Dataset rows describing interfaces
━━━

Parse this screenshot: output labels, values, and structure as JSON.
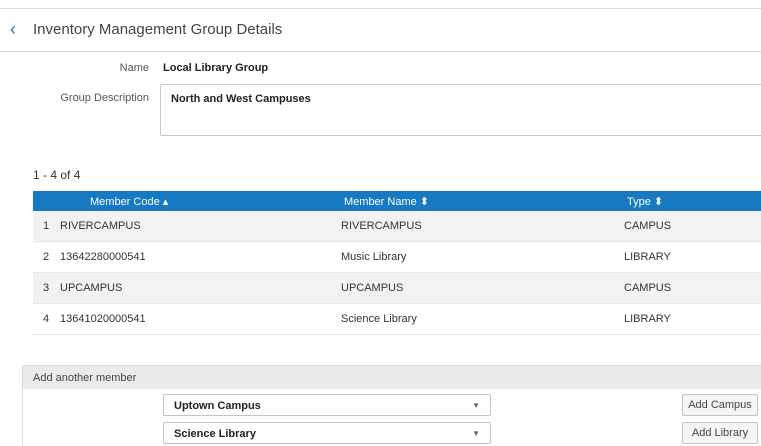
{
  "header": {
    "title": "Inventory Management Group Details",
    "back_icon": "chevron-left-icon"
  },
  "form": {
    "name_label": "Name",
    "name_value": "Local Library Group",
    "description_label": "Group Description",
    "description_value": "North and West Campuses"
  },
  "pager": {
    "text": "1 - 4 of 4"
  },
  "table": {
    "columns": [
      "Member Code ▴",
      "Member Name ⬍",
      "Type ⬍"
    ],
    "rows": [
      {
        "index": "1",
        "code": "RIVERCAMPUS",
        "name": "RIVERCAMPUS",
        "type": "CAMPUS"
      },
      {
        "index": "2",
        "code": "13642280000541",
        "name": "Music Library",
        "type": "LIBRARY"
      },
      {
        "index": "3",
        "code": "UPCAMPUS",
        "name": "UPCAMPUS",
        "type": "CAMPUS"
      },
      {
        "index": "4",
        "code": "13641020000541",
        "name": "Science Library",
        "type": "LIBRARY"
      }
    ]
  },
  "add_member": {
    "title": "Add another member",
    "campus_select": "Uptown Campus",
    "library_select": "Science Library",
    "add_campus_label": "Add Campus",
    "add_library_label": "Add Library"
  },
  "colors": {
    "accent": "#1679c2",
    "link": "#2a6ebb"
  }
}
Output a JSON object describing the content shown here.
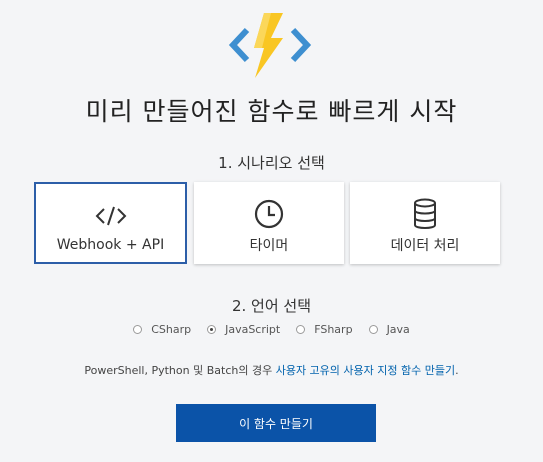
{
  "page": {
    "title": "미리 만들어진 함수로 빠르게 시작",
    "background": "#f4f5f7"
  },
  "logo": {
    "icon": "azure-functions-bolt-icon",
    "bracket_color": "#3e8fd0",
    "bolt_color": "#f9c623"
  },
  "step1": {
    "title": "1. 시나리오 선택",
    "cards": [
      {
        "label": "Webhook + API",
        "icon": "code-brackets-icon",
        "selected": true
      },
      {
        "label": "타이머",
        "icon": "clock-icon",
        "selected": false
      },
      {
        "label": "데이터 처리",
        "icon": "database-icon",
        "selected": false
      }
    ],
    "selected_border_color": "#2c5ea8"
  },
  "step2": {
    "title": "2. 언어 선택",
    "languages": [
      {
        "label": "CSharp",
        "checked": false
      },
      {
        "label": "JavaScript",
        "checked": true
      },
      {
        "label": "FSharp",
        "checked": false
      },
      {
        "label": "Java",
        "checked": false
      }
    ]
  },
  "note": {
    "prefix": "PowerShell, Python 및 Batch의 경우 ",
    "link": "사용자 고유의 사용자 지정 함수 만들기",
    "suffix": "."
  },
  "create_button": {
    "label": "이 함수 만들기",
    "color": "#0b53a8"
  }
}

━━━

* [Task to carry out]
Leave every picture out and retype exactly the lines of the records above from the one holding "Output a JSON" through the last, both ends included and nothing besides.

* [Answer]
Output a JSON object describing the content shown here.
{
  "page": {
    "title": "미리 만들어진 함수로 빠르게 시작",
    "background": "#f4f5f7"
  },
  "logo": {
    "icon": "azure-functions-bolt-icon",
    "bracket_color": "#3e8fd0",
    "bolt_color": "#f9c623"
  },
  "step1": {
    "title": "1. 시나리오 선택",
    "cards": [
      {
        "label": "Webhook + API",
        "icon": "code-brackets-icon",
        "selected": true
      },
      {
        "label": "타이머",
        "icon": "clock-icon",
        "selected": false
      },
      {
        "label": "데이터 처리",
        "icon": "database-icon",
        "selected": false
      }
    ],
    "selected_border_color": "#2c5ea8"
  },
  "step2": {
    "title": "2. 언어 선택",
    "languages": [
      {
        "label": "CSharp",
        "checked": false
      },
      {
        "label": "JavaScript",
        "checked": true
      },
      {
        "label": "FSharp",
        "checked": false
      },
      {
        "label": "Java",
        "checked": false
      }
    ]
  },
  "note": {
    "prefix": "PowerShell, Python 및 Batch의 경우 ",
    "link": "사용자 고유의 사용자 지정 함수 만들기",
    "suffix": "."
  },
  "create_button": {
    "label": "이 함수 만들기",
    "color": "#0b53a8"
  }
}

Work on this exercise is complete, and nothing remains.